春节 (pronounced choon jee-yeh), Chinese Lunar New Year/Chinese New Year/Spring Festival, depending on what you prefer to call it in English, quite simply is the Mother of all Chinese holidays. In Chinese culture, that’s saying something considering there are about 23,203 holidays ranging from Dragon Boat Festival, 端午节 (dwan woo jee-yeh), to International Women’s Working Day.
Just how big is New Year in China? Think Rosh Hashannah, Thanksgiving, Christmas and New Year’s Eve/Day, wrap them all up into one huge holiday, and you get Spring Festival. As pretty much every person in the country drops whatever they’re doing to get back home to spend the holiday with their families, no matter how far away it is and how long it takes to get there, the entire country of 1.3 billion literally stops for about a week to celebrate the festival. The ever churning factories come to a screeching halt, all places of business shut down, and restaurants close down. In a huge metropolis like Beijing that is populated by millions of migrant workers who come from other provinces, typically packed-to-the-gills streets and sidewalks become empty, thus making the city almost unrecognizable to the people who live here (at least this person anyways).
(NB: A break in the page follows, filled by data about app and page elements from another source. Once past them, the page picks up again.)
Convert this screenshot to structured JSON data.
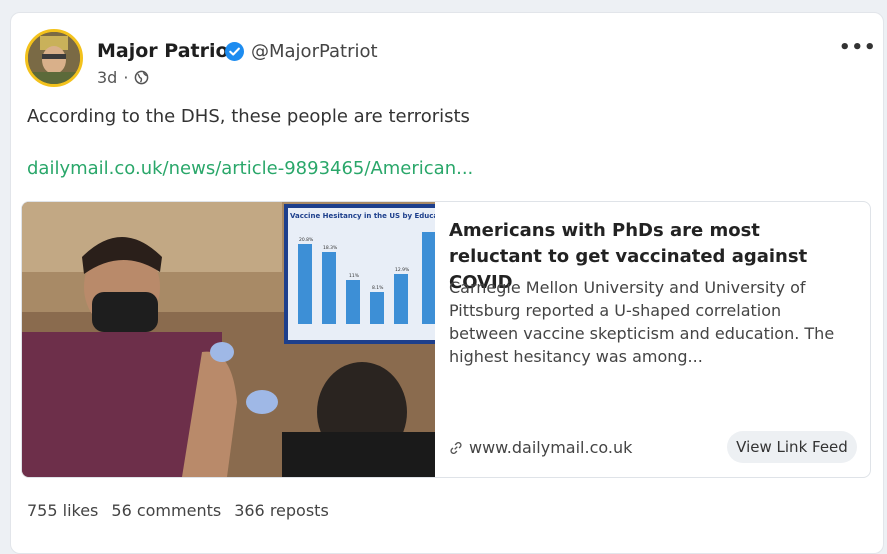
{
  "post": {
    "author_name": "Major Patriot",
    "handle": "@MajorPatriot",
    "time": "3d",
    "separator": "·",
    "text": "According to the DHS, these people are terrorists",
    "link": "dailymail.co.uk/news/article-9893465/American...",
    "more_label": "•••"
  },
  "preview": {
    "title": "Americans with PhDs are most reluctant to get vaccinated against COVID",
    "description": "Carnegie Mellon University and University of Pittsburg reported a U-shaped correlation between vaccine skepticism and education. The highest hesitancy was among...",
    "domain": "www.dailymail.co.uk",
    "button_label": "View Link Feed",
    "image_chart_title": "Vaccine Hesitancy in the US by Education Le",
    "image_bar_labels": [
      "20.8%",
      "18.3%",
      "11%",
      "8.1%",
      "12.9%"
    ]
  },
  "stats": {
    "likes": "755 likes",
    "comments": "56 comments",
    "reposts": "366 reposts"
  },
  "colors": {
    "link": "#2aa76a",
    "verified": "#1d8cf0",
    "avatar_ring": "#f3c21c"
  },
  "icons": {
    "verified": "verified-badge-icon",
    "globe": "globe-icon",
    "link": "link-icon",
    "more": "more-options-icon"
  }
}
For me, it’s a time for staying clear of nuclear firecrackers, eating lots of food, singing in-home karaoke with Chinese friends (if you thought karaoke night at your local bar was tight, you’ve never been to China)… and NBA players looking ridiculous in traditional Chinese attire while butchering the Chinese language on TV advertisements. Take a look:
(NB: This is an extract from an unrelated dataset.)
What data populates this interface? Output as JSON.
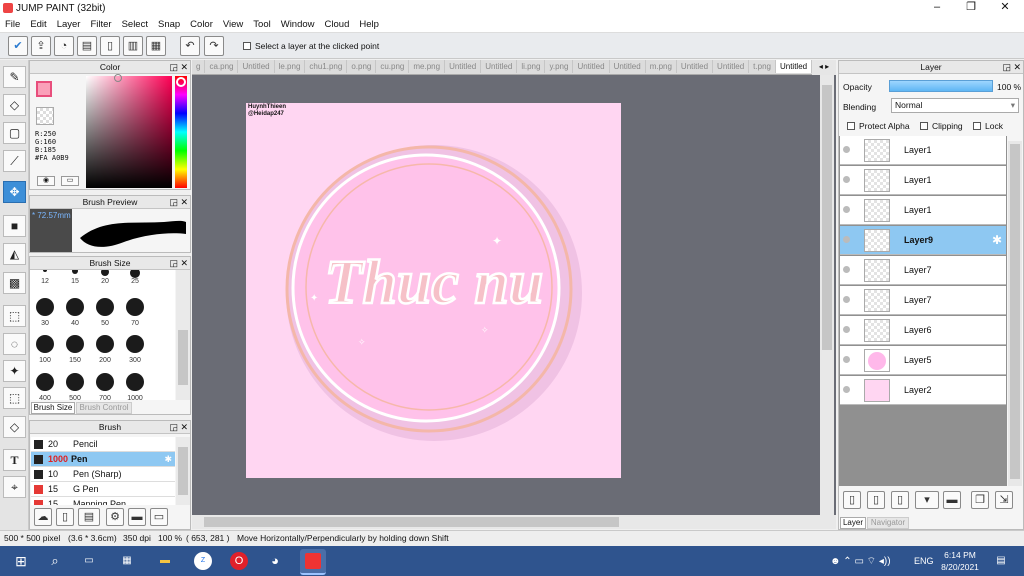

If you’re wondering why the heck Carl Landry is beating a drum, Mickael Pietrus banging a gong, and Jason Richardson clanging symbols (Jason Kidd and Shane Battier are the odd men out regarding instruments), allow us to explain. Peak, the company all these guys are advertising for, is a Chinese athletic apparel company based in Fujian that has attracted a substantial list of NBA players who are keen on cashing in on the Chinese hoops market, including all the guys listed above as well as some others (we’ll see them in a minute.) Houston Rockets fans are probably most familiar with the company.
With Spring Festival fast approaching on February 3rd, the 15 second spot is being played throughout the country right now during all NBA telecasts on China’s national sports channel CCTV-5 and other local television stations. Because the same four to six commercials run during TV timeouts, viewers see this ad probably around ten times during the course of one game, making it easy conversation starters for curious basketball crazed foreigners who want to know what Chinese think of NBA players trying to their answer.
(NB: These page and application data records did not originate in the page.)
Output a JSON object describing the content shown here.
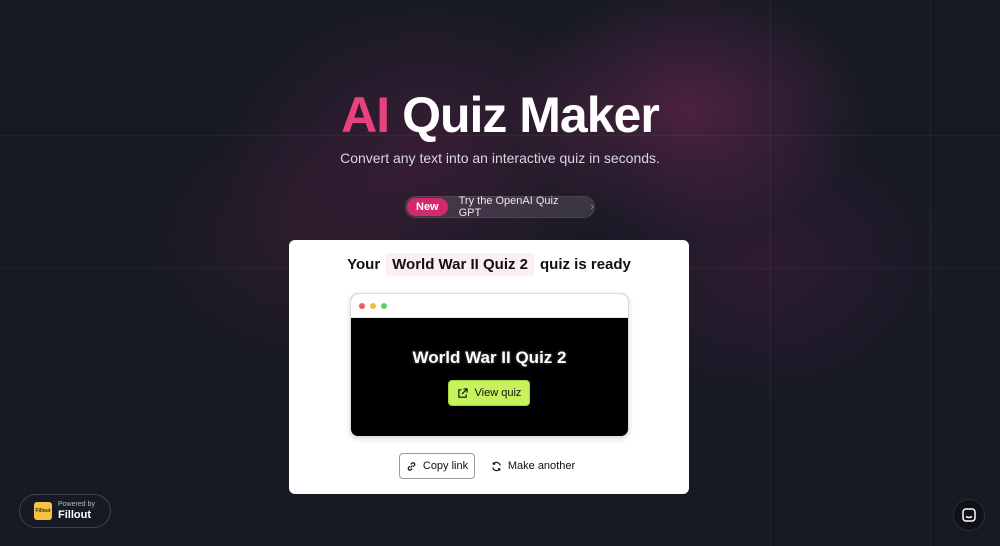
{
  "hero": {
    "title_accent": "AI",
    "title_rest": " Quiz Maker",
    "subtitle": "Convert any text into an interactive quiz in seconds."
  },
  "announcement": {
    "badge": "New",
    "text": "Try the OpenAI Quiz GPT",
    "chevron": "›"
  },
  "result_card": {
    "prefix": "Your",
    "quiz_name": "World War II Quiz 2",
    "suffix": "quiz is ready",
    "preview_title": "World War II Quiz 2",
    "view_button": "View quiz",
    "copy_button": "Copy link",
    "another_button": "Make another"
  },
  "footer": {
    "powered_small": "Powered by",
    "powered_brand": "Fillout",
    "logo_text": "Fillout"
  },
  "colors": {
    "accent": "#e8427e",
    "badge": "#d2296b",
    "view_button": "#c6f35b",
    "background": "#171a25"
  },
  "icons": {
    "copy": "link-icon",
    "another": "refresh-icon",
    "view": "external-link-icon",
    "chat": "chat-icon"
  }
}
Let’s translate, shall we? First up is Kidd and he’s pointing “to you” and wishing 财富 (pronounced sigh foo) in the new year, which means wealth. Next is Battier, who is hoping everyone is successful with all of their 事业 (sure yeh), their undertakings. Landry wants lots of love, 爱情 (eye ching), for all; J-Rich friendship, 友情 (yo ching), and Pietrus 和睦 (huh moo), harmony. For the finale, all five ju shou together (done by placing your fist against an open palm, done as a sign of respect) to wish everyone an auspicious Year of the Rabbit.
Overall, it’s a decent effort and I’ve heard much worse. But, none of it is in the least bit understandable and if it weren’t for the subtitles at the bottom of the screen, nobody would have any idea what they’re saying.
That’s OK, though. As they say here in China, man man lai. It’ll come eventually. In fact, its a huge improvement over last year when a full roster of Peak players completely butchered the Year of the Tiger with reckless abandon.
Battier, Darnell Jackson, Sasha Vujacic, Dikembe Mutombo, Kidd and Ron Artest all say one character each to make 虎年心想事成 (hoo nee-yan sheen shee-yang sure chung), which means “may all your wishes come true in the Year of the Tiger.” Next is Sonny Weems, who by grinning ear-to-ear has deemed that holding up a fat sign with an even fatter smile is better than opening your mouth and risking humiliation. Or maybe his Chinese was that bad.
In the last part, all stand together to try to say Peak’s Chinese slogan 拼到底 (peen dow dee), which translates into “I Can Play” in English. Again, if it weren’t for the big characters at the top of the screen, nobody would understand what they’re saying. With the whole ad crumbling by the eight second mark, everything just flat falls apart at the very end — beyond the truly awful pronunciation by all, Vujacic looks like he’s being shown this clip on continuous loop and/or he just found out about his trade to the Nets and Kidd can’t keep a straight face. The end result is a totally out of sync and incomprehensible attempt to say 虎虎生威 (hoo hoo shung way), meaning literally be fierce and imposing like a tiger in the New Year.
Don’t get it twisted, though. Though we think its all pretty terrible, we also think its awesome all at the same time. Because as students of this extremely challenging and difficult language — arguably the most difficult language in the world for native English speakers — we’re in full support of anyone, NBAers included, who are giving Mandarin a shot.